Extracted records:
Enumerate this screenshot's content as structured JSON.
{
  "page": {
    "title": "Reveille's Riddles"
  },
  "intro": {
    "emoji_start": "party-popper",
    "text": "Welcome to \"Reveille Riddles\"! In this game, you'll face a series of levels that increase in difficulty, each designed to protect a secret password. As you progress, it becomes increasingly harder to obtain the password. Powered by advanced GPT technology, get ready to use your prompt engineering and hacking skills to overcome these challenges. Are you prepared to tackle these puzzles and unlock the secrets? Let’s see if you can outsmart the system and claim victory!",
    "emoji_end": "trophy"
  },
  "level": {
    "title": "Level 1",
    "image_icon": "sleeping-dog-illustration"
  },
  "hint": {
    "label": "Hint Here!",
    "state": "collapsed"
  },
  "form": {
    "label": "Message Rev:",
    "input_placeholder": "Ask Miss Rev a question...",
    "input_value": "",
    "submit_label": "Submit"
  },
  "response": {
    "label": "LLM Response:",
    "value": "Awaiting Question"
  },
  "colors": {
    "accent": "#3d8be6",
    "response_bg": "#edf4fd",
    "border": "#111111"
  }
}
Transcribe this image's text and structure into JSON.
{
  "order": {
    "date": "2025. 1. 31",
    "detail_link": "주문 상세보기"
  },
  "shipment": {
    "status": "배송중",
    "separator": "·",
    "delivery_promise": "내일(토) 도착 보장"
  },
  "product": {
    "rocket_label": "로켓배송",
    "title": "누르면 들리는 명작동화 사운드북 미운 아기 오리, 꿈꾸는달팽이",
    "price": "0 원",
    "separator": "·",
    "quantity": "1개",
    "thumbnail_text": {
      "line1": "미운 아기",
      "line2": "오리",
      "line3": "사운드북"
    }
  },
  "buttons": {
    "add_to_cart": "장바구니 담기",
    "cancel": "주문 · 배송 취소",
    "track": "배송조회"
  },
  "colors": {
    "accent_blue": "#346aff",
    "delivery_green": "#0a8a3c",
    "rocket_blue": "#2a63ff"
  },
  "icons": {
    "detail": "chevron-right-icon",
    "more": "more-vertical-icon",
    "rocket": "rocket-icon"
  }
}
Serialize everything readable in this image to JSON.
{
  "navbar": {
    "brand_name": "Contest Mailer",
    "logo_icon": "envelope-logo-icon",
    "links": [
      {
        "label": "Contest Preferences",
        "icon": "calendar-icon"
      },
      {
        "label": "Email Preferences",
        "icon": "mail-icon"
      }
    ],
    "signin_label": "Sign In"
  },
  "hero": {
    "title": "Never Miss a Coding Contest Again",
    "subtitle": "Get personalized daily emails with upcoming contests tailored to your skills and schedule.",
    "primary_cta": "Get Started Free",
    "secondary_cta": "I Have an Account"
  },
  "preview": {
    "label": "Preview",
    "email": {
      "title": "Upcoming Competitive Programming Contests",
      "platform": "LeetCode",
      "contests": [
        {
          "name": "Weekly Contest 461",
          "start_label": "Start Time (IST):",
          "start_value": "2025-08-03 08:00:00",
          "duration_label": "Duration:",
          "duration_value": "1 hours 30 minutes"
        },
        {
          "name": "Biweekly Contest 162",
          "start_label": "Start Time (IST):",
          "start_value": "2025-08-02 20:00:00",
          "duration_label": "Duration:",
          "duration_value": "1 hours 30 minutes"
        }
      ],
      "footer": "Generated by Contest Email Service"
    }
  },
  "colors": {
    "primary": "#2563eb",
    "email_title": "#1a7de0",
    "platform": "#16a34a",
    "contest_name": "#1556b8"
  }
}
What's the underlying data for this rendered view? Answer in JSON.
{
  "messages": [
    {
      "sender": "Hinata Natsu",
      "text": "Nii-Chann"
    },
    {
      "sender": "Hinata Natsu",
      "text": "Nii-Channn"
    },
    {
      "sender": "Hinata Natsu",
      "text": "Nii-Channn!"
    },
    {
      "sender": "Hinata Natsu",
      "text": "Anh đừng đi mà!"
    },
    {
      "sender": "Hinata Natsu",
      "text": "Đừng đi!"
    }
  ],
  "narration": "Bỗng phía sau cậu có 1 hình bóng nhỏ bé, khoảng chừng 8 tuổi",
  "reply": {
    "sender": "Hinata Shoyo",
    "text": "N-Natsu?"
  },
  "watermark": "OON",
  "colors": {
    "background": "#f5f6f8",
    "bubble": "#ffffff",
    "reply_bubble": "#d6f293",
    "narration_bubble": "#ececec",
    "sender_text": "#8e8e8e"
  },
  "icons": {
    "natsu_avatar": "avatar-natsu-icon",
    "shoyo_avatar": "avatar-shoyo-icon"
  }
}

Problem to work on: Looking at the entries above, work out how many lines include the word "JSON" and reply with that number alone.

Your response: 4